[Start of section]

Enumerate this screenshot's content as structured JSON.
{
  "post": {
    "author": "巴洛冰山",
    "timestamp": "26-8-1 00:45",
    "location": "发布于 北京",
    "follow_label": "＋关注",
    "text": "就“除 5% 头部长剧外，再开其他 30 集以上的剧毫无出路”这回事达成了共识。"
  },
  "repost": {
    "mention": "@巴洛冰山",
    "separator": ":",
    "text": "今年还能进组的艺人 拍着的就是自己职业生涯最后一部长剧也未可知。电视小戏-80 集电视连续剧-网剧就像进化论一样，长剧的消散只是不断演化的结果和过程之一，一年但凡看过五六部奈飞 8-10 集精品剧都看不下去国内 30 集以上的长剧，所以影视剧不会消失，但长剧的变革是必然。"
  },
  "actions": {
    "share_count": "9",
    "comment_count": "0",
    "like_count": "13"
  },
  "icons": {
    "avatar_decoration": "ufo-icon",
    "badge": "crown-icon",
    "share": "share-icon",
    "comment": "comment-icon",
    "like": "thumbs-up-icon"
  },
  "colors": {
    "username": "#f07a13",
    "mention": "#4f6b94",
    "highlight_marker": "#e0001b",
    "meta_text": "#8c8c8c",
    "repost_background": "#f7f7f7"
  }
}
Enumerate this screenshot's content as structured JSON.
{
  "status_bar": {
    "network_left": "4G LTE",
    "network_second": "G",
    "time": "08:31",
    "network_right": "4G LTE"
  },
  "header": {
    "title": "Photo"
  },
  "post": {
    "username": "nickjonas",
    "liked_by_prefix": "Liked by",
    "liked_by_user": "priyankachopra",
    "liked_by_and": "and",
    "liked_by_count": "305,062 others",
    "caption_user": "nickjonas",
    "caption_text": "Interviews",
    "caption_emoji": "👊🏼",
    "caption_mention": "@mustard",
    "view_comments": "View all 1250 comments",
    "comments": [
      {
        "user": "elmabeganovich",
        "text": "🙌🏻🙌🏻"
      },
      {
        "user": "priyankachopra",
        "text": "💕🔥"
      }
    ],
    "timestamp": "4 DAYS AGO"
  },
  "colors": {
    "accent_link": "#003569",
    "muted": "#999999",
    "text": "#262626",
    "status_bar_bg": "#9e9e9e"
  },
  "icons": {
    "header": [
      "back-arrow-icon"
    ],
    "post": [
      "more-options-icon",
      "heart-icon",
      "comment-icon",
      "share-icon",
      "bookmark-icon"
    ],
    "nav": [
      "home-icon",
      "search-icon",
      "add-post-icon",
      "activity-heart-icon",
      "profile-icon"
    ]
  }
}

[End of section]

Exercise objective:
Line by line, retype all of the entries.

Task response:
Enumerate this screenshot's content as structured JSON.
{
  "post": {
    "author": "巴洛冰山",
    "timestamp": "26-8-1 00:45",
    "location": "发布于 北京",
    "follow_label": "＋关注",
    "text": "就“除 5% 头部长剧外，再开其他 30 集以上的剧毫无出路”这回事达成了共识。"
  },
  "repost": {
    "mention": "@巴洛冰山",
    "separator": ":",
    "text": "今年还能进组的艺人 拍着的就是自己职业生涯最后一部长剧也未可知。电视小戏-80 集电视连续剧-网剧就像进化论一样，长剧的消散只是不断演化的结果和过程之一，一年但凡看过五六部奈飞 8-10 集精品剧都看不下去国内 30 集以上的长剧，所以影视剧不会消失，但长剧的变革是必然。"
  },
  "actions": {
    "share_count": "9",
    "comment_count": "0",
    "like_count": "13"
  },
  "icons": {
    "avatar_decoration": "ufo-icon",
    "badge": "crown-icon",
    "share": "share-icon",
    "comment": "comment-icon",
    "like": "thumbs-up-icon"
  },
  "colors": {
    "username": "#f07a13",
    "mention": "#4f6b94",
    "highlight_marker": "#e0001b",
    "meta_text": "#8c8c8c",
    "repost_background": "#f7f7f7"
  }
}
Enumerate this screenshot's content as structured JSON.
{
  "status_bar": {
    "network_left": "4G LTE",
    "network_second": "G",
    "time": "08:31",
    "network_right": "4G LTE"
  },
  "header": {
    "title": "Photo"
  },
  "post": {
    "username": "nickjonas",
    "liked_by_prefix": "Liked by",
    "liked_by_user": "priyankachopra",
    "liked_by_and": "and",
    "liked_by_count": "305,062 others",
    "caption_user": "nickjonas",
    "caption_text": "Interviews",
    "caption_emoji": "👊🏼",
    "caption_mention": "@mustard",
    "view_comments": "View all 1250 comments",
    "comments": [
      {
        "user": "elmabeganovich",
        "text": "🙌🏻🙌🏻"
      },
      {
        "user": "priyankachopra",
        "text": "💕🔥"
      }
    ],
    "timestamp": "4 DAYS AGO"
  },
  "colors": {
    "accent_link": "#003569",
    "muted": "#999999",
    "text": "#262626",
    "status_bar_bg": "#9e9e9e"
  },
  "icons": {
    "header": [
      "back-arrow-icon"
    ],
    "post": [
      "more-options-icon",
      "heart-icon",
      "comment-icon",
      "share-icon",
      "bookmark-icon"
    ],
    "nav": [
      "home-icon",
      "search-icon",
      "add-post-icon",
      "activity-heart-icon",
      "profile-icon"
    ]
  }
}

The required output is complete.